. At this month's washing, UC Web Browser either from Google's Play Store or Apple's iOS Apps Store, users will be promised with "Ignonito" mode or incognito mode, no web browsing and history recorded other than a quick download mode
UC Web Browser is one of the most popular browser applications in the world. Google Play Store data alone has reached 500 million downloads. Therefore UC Web is entering a large number of users of search engine applications.
UC Web Is Not Safe for Privacy
What UC web promised in terms of privacy turned out to be a lie, quoted from one of the security researchers who conducted research and was verified also by two security researchers found that uc web user data is either in normal mode or incognito sent to one of the servers that have an identity from China (playing .cn), Even though the location of the server hosting is in the US.

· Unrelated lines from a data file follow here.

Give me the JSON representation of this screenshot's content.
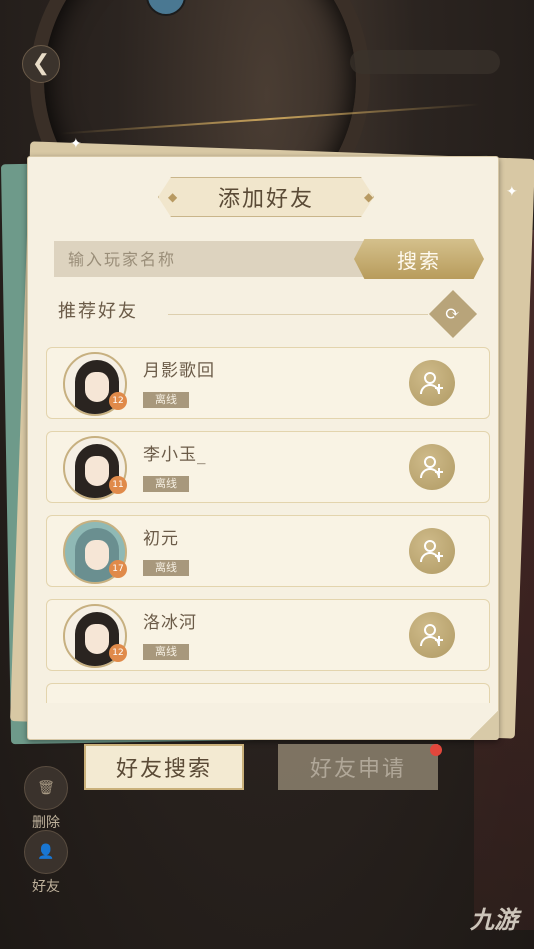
{
  "dialog": {
    "title": "添加好友",
    "search_placeholder": "输入玩家名称",
    "search_button": "搜索",
    "recommend_title": "推荐好友"
  },
  "friends": [
    {
      "name": "月影歌回",
      "status": "离线",
      "level": "12"
    },
    {
      "name": "李小玉_",
      "status": "离线",
      "level": "11"
    },
    {
      "name": "初元",
      "status": "离线",
      "level": "17"
    },
    {
      "name": "洛冰河",
      "status": "离线",
      "level": "12"
    }
  ],
  "tabs": {
    "search_label": "好友搜索",
    "request_label": "好友申请"
  },
  "sidebar": {
    "delete_label": "删除",
    "friends_label": "好友"
  },
  "watermark": "九游"
}
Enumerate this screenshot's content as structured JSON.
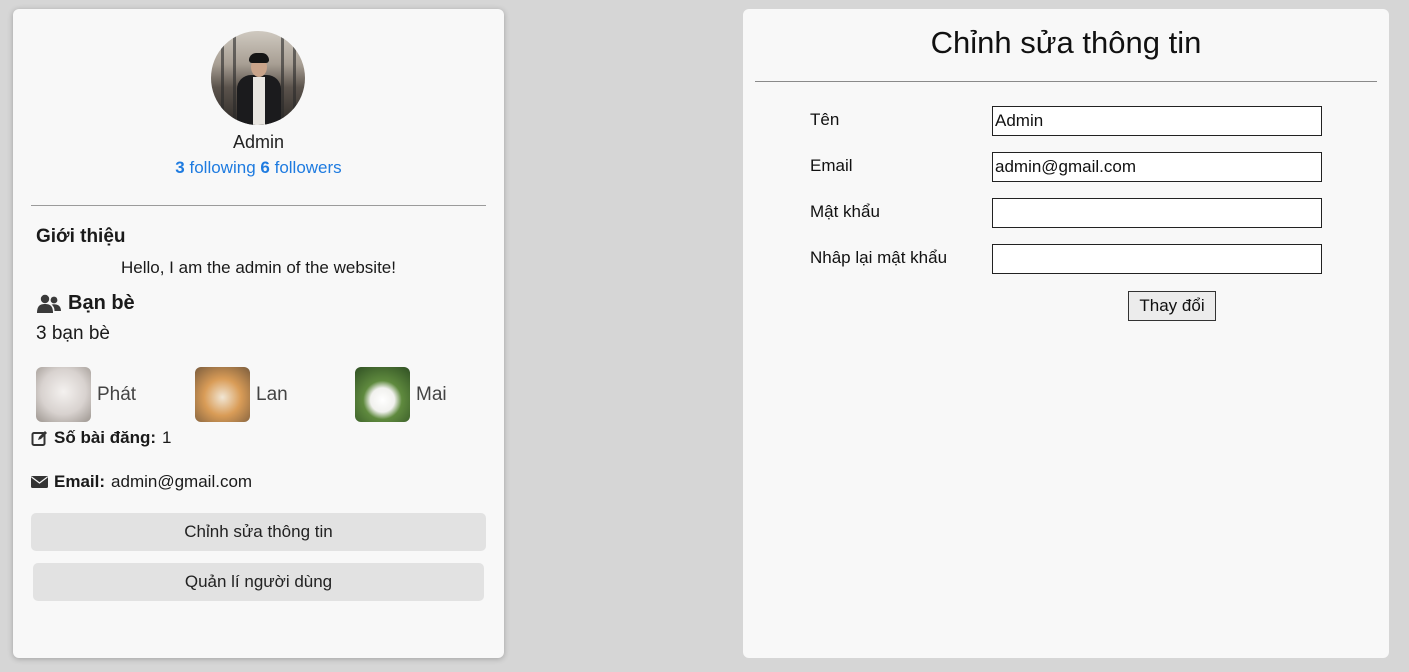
{
  "profile": {
    "name": "Admin",
    "following_count": "3",
    "following_label": "following",
    "followers_count": "6",
    "followers_label": "followers",
    "intro_title": "Giới thiệu",
    "intro_text": "Hello, I am the admin of the website!",
    "friends_title": "Bạn bè",
    "friends_count": "3 bạn bè",
    "friends": [
      {
        "name": "Phát"
      },
      {
        "name": "Lan"
      },
      {
        "name": "Mai"
      }
    ],
    "posts_label": "Số bài đăng:",
    "posts_value": "1",
    "email_label": "Email:",
    "email_value": "admin@gmail.com",
    "edit_button": "Chỉnh sửa thông tin",
    "manage_button": "Quản lí người dùng"
  },
  "form": {
    "title": "Chỉnh sửa thông tin",
    "fields": [
      {
        "label": "Tên",
        "value": "Admin"
      },
      {
        "label": "Email",
        "value": "admin@gmail.com"
      },
      {
        "label": "Mật khẩu",
        "value": ""
      },
      {
        "label": "Nhâp lại mật khẩu",
        "value": ""
      }
    ],
    "submit": "Thay đổi"
  },
  "colors": {
    "link": "#1e7be0",
    "background": "#d6d6d6",
    "card": "#f8f8f8",
    "button": "#e2e2e2"
  },
  "icons": {
    "friends": "users-icon",
    "posts": "edit-icon",
    "email": "envelope-icon"
  }
}
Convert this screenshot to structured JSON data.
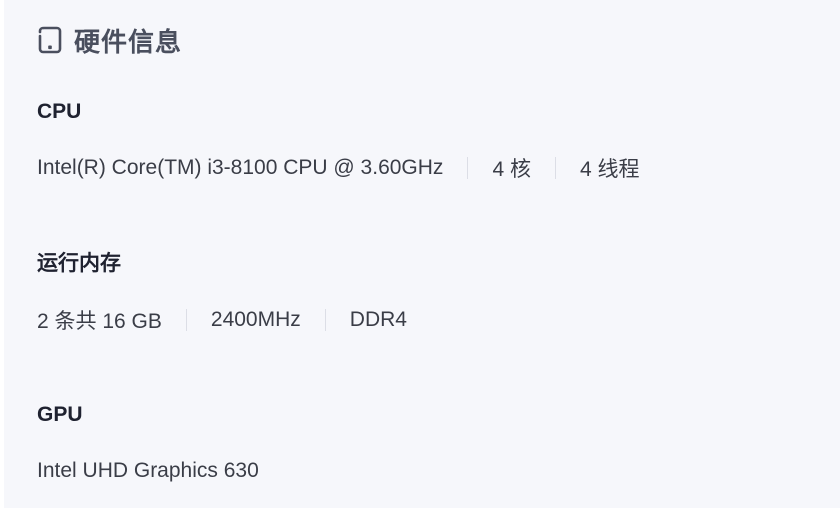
{
  "header": {
    "icon": "tablet-icon",
    "title": "硬件信息"
  },
  "cpu": {
    "label": "CPU",
    "model": "Intel(R) Core(TM) i3-8100 CPU @ 3.60GHz",
    "cores": "4 核",
    "threads": "4 线程"
  },
  "memory": {
    "label": "运行内存",
    "modules": "2 条共 16 GB",
    "speed": "2400MHz",
    "type": "DDR4"
  },
  "gpu": {
    "label": "GPU",
    "model": "Intel UHD Graphics 630"
  },
  "colors": {
    "panel_bg": "#f6f7fb",
    "title": "#4a4f5e",
    "label": "#1f2230",
    "value": "#3a3d47",
    "separator": "#dcdee6"
  }
}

Cirlig was able to uncover the problem by reverse-engineering some of the encrypted data he saw being sent back to Beijing.
Once the key is hacked, he can see that every time he visits the website. The site was encrypted and sent back to Alibaba. In Apple's iOS, he doesn't even need to reverse engineer encryption. Because it's effectively not on the device (albeit encrypted on the go).
According to a report in The Information in April, Alibaba's $600 billion market is therefore concerned about Apple's App Tracking Transparency feature, which allows users to block apps from tracking them.
Alibaba's business is being boosted by ads backed by large amounts of user data. That one of its most popular mobile apps is now unable to be accessed in Apple's App Store. This is one of the first real signs that the iPhone maker's hard line in privacy is causing significant problems for companies like Alibaba.
Updates After Indicated
It's not just chinese tech giants found tracking users. The problem at UC Web Browser is no different from the one discovered by Cirlig last year. When he reviewed the security of Xiaomi's browser, the default app for web searches on the Chinese giant's phones.
It does the same, recording every website the user visits, even when the user is in incognito mode.
Although it denies the researchers' findings. App developers are issuing an update that allows users to opt out of what they perceive as anonymized aggregate data collection.
The news comes just after Cirlig discovered another Chinese app developer Cheetah Mobile. The app , which is listed on the New York Stock Exchange, has a security app with a "private" browser that collects information. Inform about internet usage and the name of Wi-Fi access points, among other data.
Cheetah says it needs data to help ensure users don't visit malicious websites and apps are working properly.